What needs doing, Where and When. As to Who can help in the doing -the first step is an informal survey, done by a handful of residents, each going house-to-house with a
skills list, extending from being able to do a skateboard kick-flip to computer technology and accountancy, via cookery, gardening, music-making, joinery and chatting people up to get them involved.

The process has caught on in many parts of the world. The reason people give is that it brings Us and Them -whoever they happen to be -together, literally on the same footing, exploring possibilities and priorities side by side, not confronting each other in a public meeting or across an official’s desk. Our motto: Eyes down, hands on, rubbing shoulders and a lot less Big Mouth. Gradually identifying what we can all agree on, How ‘best to get cracking, and Who else might lend a hand.

A Kenyan village pastor summed it up: “We have discovered that we are sitting on gold -our own human resources to get things done.”

THE SELLING point about the Planning for Real technology developed through the
Neighbourhood Initiatives Foundation, and later the Scarman Trust, and parallel approaches linked to net -time banking, BizFizz, Slivers of Time -is that the talk is an informal supplement to ‘hands on’ action.

‘Leadership’, if the notion is needed at all, is shared. The key is joint ownership. A bunch of teenagers taking part in a city-wide Planning for Real, planned and planted a row of saplings boarding a main road.

A year or so later, a van driver inadvertently backed into a young tree and crushed it. The teenagers were ready to massacre him “for damaging OUR tree”.

In another city, long after a successful Planning for Real, the chief executive rang me up out of the blue to say that he was commissioning a bigger project –the transformation of a disused college campus -“because my officers are still talking with residents and all the time both sides are using each other’s first names”.

The joint action planning is a bit like a family party tackling a jigsaw puzzle together. Aunty and the kids working on a few jigsaw pieces. Granny and the uncles sorting out another lot. And then the clusters connect and the: whole picture takes shape. No need for anyone to ‘take the lead’ -and if Granny tries it, she’ll be quietly ignored.

The dangers and opportunities confronting us Now, Soon, Later are part of our everyday lives. Teenagers and granddads in the same leaky boat. Our response so far as been too often hamstrung by our dependence on competing leaders who rely for on words to allay our misgivings.

Words “that are substitutes for action, often a cover-up. Spin masks sleaze. The gun-runners, money- manipulators, forest-destroyers get away with their several kinds of murder whilst our religious, racial and cultural affiliations are seen as obstacles to the combined operations needed to repair the damage.

A French cartoon stays in my kind. Two toddlers, boy and girl, face to face, inspecting what lies within each other’s knickers. And the caption: “Vive la difference!”
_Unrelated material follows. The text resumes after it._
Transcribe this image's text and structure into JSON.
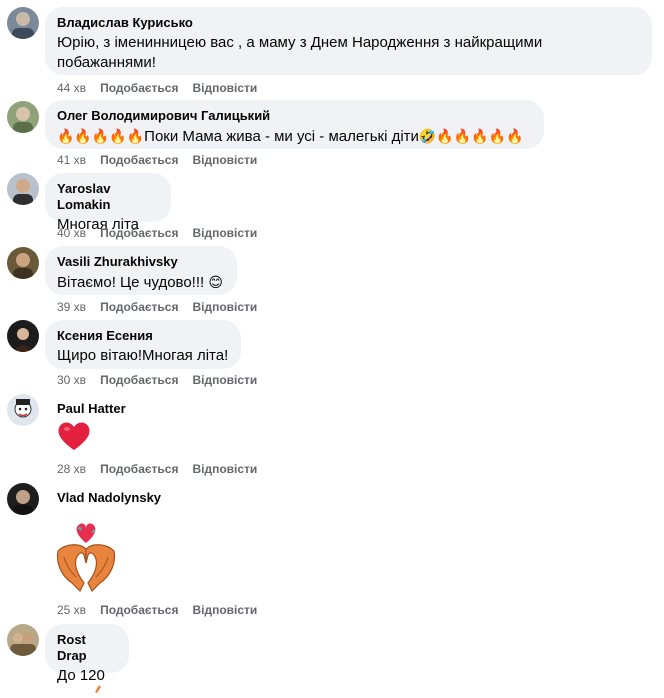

Being different, not being separate. And all of us with shared awareness, street crime, dog shit, traffic dangers, drug peddling, alcohol abuse, inadequate play facilities, the needs of the frail and housebound. These are common concerns and could be shared opportunities” to tackle them together.

The facts speak for themselves; no need for doctrinaire statements. And so do the opportunities: bulk buy co-ops, credit unions, multi- cultural festivals, advice centres, gardening clubs, teenager fashion shows, keep-fit classes -you name it.

IT’S LATE in the day. It is crucial to reach across the barriers of race and religion which are creating a new and lethal apartheid. It’s not being nice to each other (that’s incidental). Well-meaning homilies don’t go far enough either. What matters is the fellow- feeling that comes from joint efforts and gets results, with a bit of laughter and chat along the way.

No mission statements, ego-trippers, committee-mongering. Leadership, if it is needed at all, is team leadership, with a canny eye to the needs and opportunities that everyone can agree on, here and now.

Common ground as the base, shared achievement as the spring- board to bigger things. As Tom Paine put it -making Common Sense.